In Minneapolis, Minnesota a trial has started to discover the effect of radiotherapy on disease recurrence after surgical correction of contracture for Dupuytren’s. Dr Dusenbury is the main investigator in the trial.

A trial to monitor the results of radiation therapy for Dupuytren’s has started in Australia, with a possible international involvement in the future. It is known as DEPART  (Dupuytren’s disease: Evaluation of Preventative and Adjuvant Radio Therapy) The trial is run by Genesis Care and Hunter Hand Surgery at Lake Macquarie, Australia. Hand surgeon Dr Brett McClelland and Radiation Oncologist Dr Jarad Martin are the main doctors involved. The trial, which is run as a doubleblind, will evaluate the effect of radiation both in early stage Dupuytren’s and after treatment to correct contracture.

Ledderhose

In the Netherlands a double blind trial comparing the effects of radiation therapy for Ledderhose Disease has started in 2018, and has now closed to new patients. The centra involved are in Groningen, Arnhem, Amsterdam, Eindhoven and Delft. Patients have to be Dutch speaking and not had any treatment to that foot yet.

The trial information for patients can be found here: LedRad – Studie-pdf (leaflet in Dutch)

In Texas and Illinois, USA a small study using Collagenase (Xiaflex) in Ledderhose patients is starting in 2020.

Peyronie’s

In Miami, Florida USA a trial is about to start (Sept 2020) using PRP for Peyronie’s Disease.

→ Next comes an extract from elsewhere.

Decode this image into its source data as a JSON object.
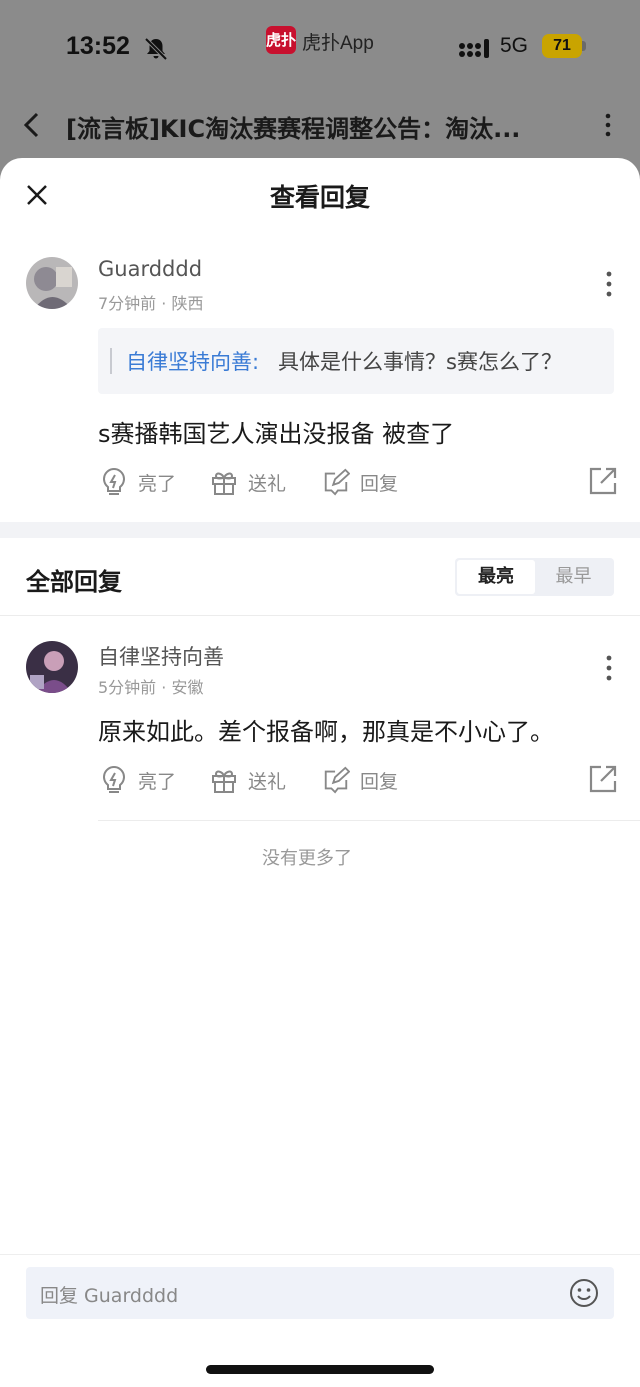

In Assiut, Egypt a trial is due to start November 2017 comparing the outcome of different types of surgery for Peyronie’s.

In Odense, Denmark a trial using ESWT (shockwave) and vacuum devices for Peyronie’s

Dr R. Flannigan of British Columbia University is planning a trial using fractionated carbon dioxide laser for Peyronie’s.